At some point in the far future, I might be able to turn one of the larger rooms in the house into a model train empire. While that is still quite some time away, it doesn't stop me from thinking about how to squeeze a prototype-oriented rendition of the Murrbahn into a ~12x16ft room.

I intend to build Gaildorf West in sections. The single track ends might be built to a modular standard (e.g. Fremo Puko, or Minimax), though it is much more likely that I build this in sections tailored to my needs and available space (similar to the ideas of TOMA).

Model railroaders never have enough space. The prototype Gaildorf West station stretches 950 meters from first turnout to last. Even with a slight length compression at 1:100 that's still double the length of available room width, and I need to add the approach tracks too, reducing the available length even more. Selective compression and compressive selection are necessary tools to make this work.

The track plan retains the Kappelesbergtunnel south of the station, as well as the general arrangement of tracks, platforms, and major buildings. Due to space limitations sadly the freight yard is heavily compressed.


Gaildorf West had an unique freight yard track plan, with the former branch line of Wuerttembergische Eisenbahngesellschaft (weg) to Untergroeningen cutting through the yard tracks and past the front of the station building for many years. As much as I wanted to model this arrangement, leaving it out allowed me to dramatically reduce the required length of the station. I tried to retain as many of the other track features as possible. A section boundary could be inserted at the bottom of the two yard ladders and an additional section inserted in case I'd end up with much more room than what I'm planning for.
The track around the front of the station was removed at some point well before the 1970's and instead the branch line merged into track 1 on the south end of the station similar to the model plan.

On my Murrbahn, Gaildorf West will be the northernmost point modeled. Trains enter staging after this station via a 10 turn helix from staging under the lower level. Or maybe I keep going up and build a staging yard above the upper level.

Because my model of Gaildorf West is basically a shelf along one of the room walls, the weg line curves to the right "behind" the DB main line, instead of curving left into the Kocher valley as it does on the prototype. I will use this arrangement for the weg branch line to "disappear" behind trees and reemerge across the aisle on its way to Untergroeningen. 

I'm trying to adhere to a minimum radius of 60cm in visible sections (90cm preferred) and 42.5cm (Maerklin Normalkreis II) in hidden sections. While most European rolling stock has no issues navigating curves as tight as 36cm, of course long cars look rather terrible on such curves. The selected minimum radius for visible sections is a compromise between available space and the look of standard DB passenger cars with 26.4 meters length in a curve.

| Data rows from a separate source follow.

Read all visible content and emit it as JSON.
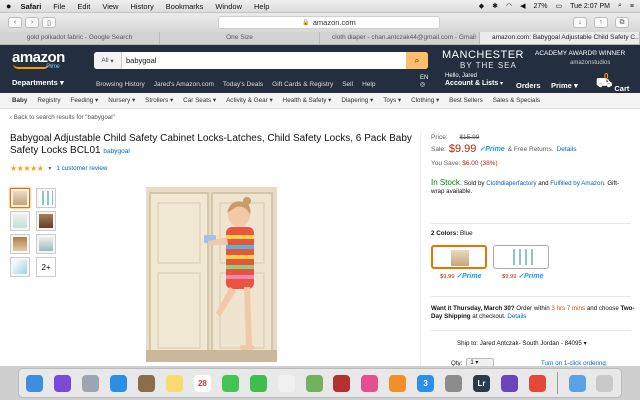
{
  "menubar": {
    "apple": "",
    "items": [
      "Safari",
      "File",
      "Edit",
      "View",
      "History",
      "Bookmarks",
      "Window",
      "Help"
    ],
    "battery": "27%",
    "clock": "Tue 2:07 PM"
  },
  "toolbar": {
    "address": "amazon.com"
  },
  "tabs": [
    {
      "label": "gold polkadot fabric - Google Search"
    },
    {
      "label": "One Size"
    },
    {
      "label": "cloth diaper - chan.antczak44@gmail.com - Gmail"
    },
    {
      "label": "amazon.com: Babygoal Adjustable Child Safety C..."
    }
  ],
  "header": {
    "logo": "amazon",
    "logo_sub": "Prime",
    "search_category": "All",
    "search_query": "babygoal",
    "promo_title": "MANCHESTER",
    "promo_sub": "BY THE SEA",
    "promo_award": "ACADEMY AWARD® WINNER",
    "promo_studio": "amazonstudios",
    "departments": "Departments",
    "nav_links": [
      "Browsing History",
      "Jared's Amazon.com",
      "Today's Deals",
      "Gift Cards & Registry",
      "Sell",
      "Help"
    ],
    "lang": "EN",
    "greeting": "Hello, Jared",
    "account": "Account & Lists",
    "orders": "Orders",
    "prime": "Prime",
    "cart_label": "Cart",
    "cart_count": "0"
  },
  "subnav": [
    "Baby",
    "Registry",
    "Feeding",
    "Nursery",
    "Strollers",
    "Car Seats",
    "Activity & Gear",
    "Health & Safety",
    "Diapering",
    "Toys",
    "Clothing",
    "Best Sellers",
    "Sales & Specials"
  ],
  "product": {
    "back_link": "‹ Back to search results for \"babygoal\"",
    "title": "Babygoal Adjustable Child Safety Cabinet Locks-Latches, Child Safety Locks, 6 Pack Baby Safety Locks BCL01",
    "brand": "babygoal",
    "stars": "★★★★★",
    "reviews": "1 customer review",
    "more_images": "2+"
  },
  "buybox": {
    "list_label": "Price:",
    "list_price": "$15.99",
    "sale_label": "Sale:",
    "sale_price": "$9.99",
    "prime": "✓Prime",
    "free_returns": "& Free Returns.",
    "details": "Details",
    "save_label": "You Save:",
    "savings": "$6.00 (38%)",
    "in_stock": "In Stock.",
    "sold_by": "Sold by",
    "seller": "Clothdiaperfactory",
    "fulfilled_and": "and",
    "fulfilled": "Fulfilled by Amazon.",
    "gift_wrap": "Gift-wrap available.",
    "color_label": "2 Colors:",
    "color_value": "Blue",
    "swatch_price_1": "$9.99",
    "swatch_price_2": "$9.99",
    "swatch_prime": "✓Prime",
    "delivery_want": "Want it Thursday, March 30?",
    "delivery_order": "Order within",
    "delivery_time": "3 hrs 7 mins",
    "delivery_choose": "and choose",
    "delivery_shipping": "Two-Day Shipping",
    "delivery_checkout": "at checkout.",
    "delivery_details": "Details",
    "ship_to": "Ship to: Jared Antczak- South Jordan - 84095 ▾",
    "qty_label": "Qty:",
    "qty_value": "1 ▾",
    "oneclick": "Turn on 1-click ordering"
  },
  "dock": [
    {
      "name": "finder-icon",
      "color": "#3f8de0"
    },
    {
      "name": "siri-icon",
      "color": "#7a49d8"
    },
    {
      "name": "launchpad-icon",
      "color": "#9da6b0"
    },
    {
      "name": "safari-icon",
      "color": "#2b8fe5"
    },
    {
      "name": "photo-icon",
      "color": "#8a6d4e"
    },
    {
      "name": "notes-icon",
      "color": "#f6dc6e"
    },
    {
      "name": "calendar-icon",
      "color": "#ffffff",
      "text": "28"
    },
    {
      "name": "messages-icon",
      "color": "#44c452"
    },
    {
      "name": "facetime-icon",
      "color": "#3fbe4f"
    },
    {
      "name": "photos-icon",
      "color": "#f0f0f0"
    },
    {
      "name": "maps-icon",
      "color": "#72b05c"
    },
    {
      "name": "photo-booth-icon",
      "color": "#b2322f"
    },
    {
      "name": "itunes-icon",
      "color": "#e34f8f"
    },
    {
      "name": "ibooks-icon",
      "color": "#f08e29"
    },
    {
      "name": "app-store-icon",
      "color": "#2d8fed",
      "text": "3"
    },
    {
      "name": "system-preferences-icon",
      "color": "#8c8c8c"
    },
    {
      "name": "lightroom-icon",
      "color": "#2a3b49",
      "text": "Lr"
    },
    {
      "name": "imovie-icon",
      "color": "#6a44b9"
    },
    {
      "name": "chrome-icon",
      "color": "#e5473a"
    },
    {
      "name": "downloads-icon",
      "color": "#5aa2e6"
    },
    {
      "name": "trash-icon",
      "color": "#c8c8c8"
    }
  ]
}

Above plan is drawn with Peco Streamline Code 100 turnouts SL-95 and SL-96 (radius 912mm, 12 degree) for main line turnouts and Maerklin K-Track "slim turnouts" (radius 902,4mm, 14.26 degree) for the freight switching area. The Peco turnouts need to be modified for Maerklin-style power pickup. I'm using Code 100 Peco track for easy mixing and matching with Maerklin K-Track.

On the Coast

At Davenport Beach near Davenport, CA

Thursday, October 05, 2017

Evening Ride Home


I got out of the office a bit later than usual today. Very nice sunset.
On the Bernal Road bridge, I see a light in the distance. It's Caltrain 274, almost on time.

Monday, October 02, 2017

Tdgs-z weathered


I did a first pass to lightly weather the car on the left with PanPastels. I like the subtle weathering effect I get from using PanPastels. It jumps out only in direct comparison to the unweathered car on the right.


These cars are rather new in the 1970's, and that's the look I'm after. There will be other cars on the Welztalbahn that will get to look worn out and patched up close the end of their useful life.